WASHINGTON -- A Kurdish rebel leader announced in Baghdad yesterday that Kurds and Iraqi President Saddam Hussein had reached agreement in principle on greater autonomy for their region, offering the hope that some 2 million refugees might eventually be able to return to their homes in safety.
The announcement was greeted cautiously by the Bush administration, which was grappling with what President Bush called the "serious problem" of how to get Iraqi forces away from campsites in northern Iraq that are intended to lure hundreds of thousands of Kurds down from their mountain sanctuaries.
Jalal Talabani, head of the Patriotic Union of Kurdistan, said at a news conference, "As a principle I can say yes," when asked whether the two sides had reached agreement. "We need to have another round of negotiations for details to implement it." He said talks would resume after celebrations marking Mr. Hussein's 54th birthday Sunday.
Mr. Talabani, who returned to theKurdish area of northern Iraq late last month after years in exile, said the talks centered on implementation of a 1970 autonomy agreement.
"This meeting gave me confidence that there will be no main obstacles in the way of implementation of the declaration of March 11, 1970, which is the main point," he said, according to vTC Reuters. He said he expected no problems in working out details.
"I have never seen in all this time such a positive spirit, such a positive climate, such positive ground for negotiation on Iraqi Kurdistan."
Mr. Talabani also said, "As Iraqis, we are for the independence and sovereignty of the Iraqi government. Together with other Iraqis, we will try to ensure Iraqi sovereign independence and to take part in the rebuilding of our country."
In Washington, Bush administration officials greeted news accounts of the agreement with skepticism about Iraqi intentions.
"In the short term we hope it will enable Kurds to return to their homes," one official said. "But in the long term, we're not sure of its value because of Saddam Hussein's less than sterling track record in honoring agreements."
The 1970 accord, which allowed Kurds to govern their region and participate in the national government, fell apart within a few years in clashes between government troops and rebels opposed to the way Iraq was putting it into effect.

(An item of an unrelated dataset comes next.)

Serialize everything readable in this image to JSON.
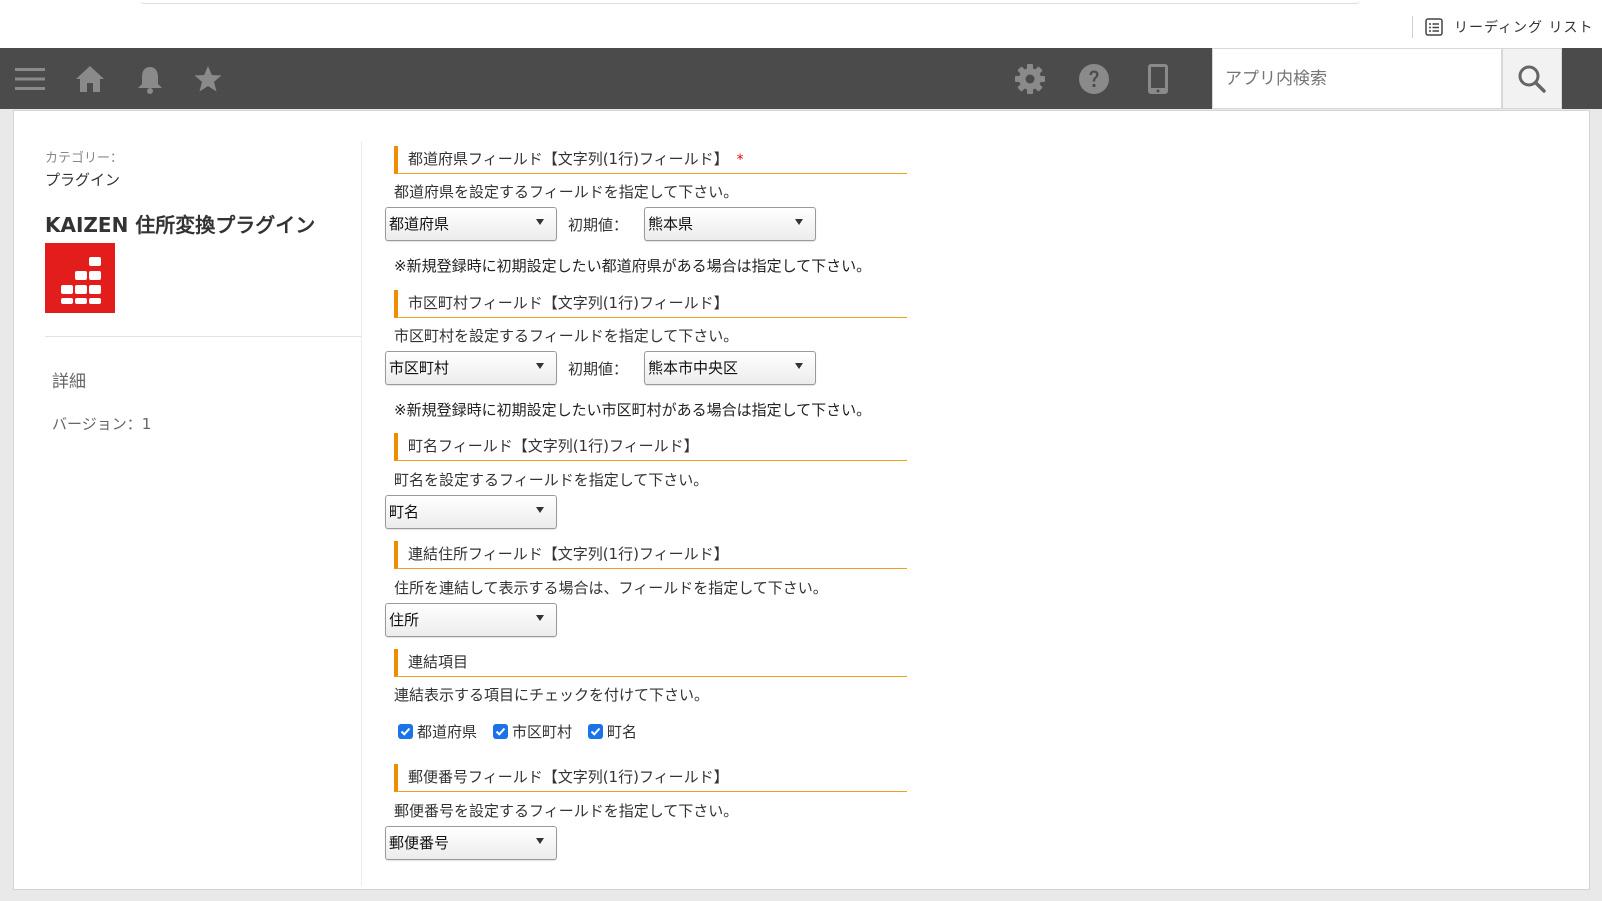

Iraqi moves to suppress the Kurds culminated in the deaths o 5,000 Kurds by poison gas in 1988.
A renewed uprising followed Iraq's defeat in the Persian Gul war, but it was crushed by troops using heavy weaponry and helicopters.
This set off a massive Kurdish exodus toward the Turkish and Iranian frontiers. Some Bush administration officials believe that Mr. Hussein deliberately pushed the Kurds out in an effort to destabilize neighboring countries.
Senior administration officials were trying yesterday to reach a consensus with Britain and France on how to get Iraqi forces out of Zakho, a northern Iraqi town where allied forces are erecting camps to move the Kurds from inaccessible mountains along the Iraqi-Turkish border.
"We're working that problem and we'll have more to say about it later," President Bush told reporters.
"It's a serious problem but . . . I think we're getting it under control."
Another official said the intimidating presence of Iraqi forces in Zakho "has to be dealt with" since it would "probably mean that Kurds won't want to move to the camp."
Among actions that could be taken, he said, would be to deliver an ultimatum to the Iraqis to withdraw or simply to order them out. U.S. officials denied reports attributed to British forces that an ultimatum already had been given.
Meanwhile, the United States prepared to use international agencies to send the bulk of its planned relief aid to Kurdish refugees inside Iran. But "there's still a possibility that military flights may be used" for some of the aid, an administration official said.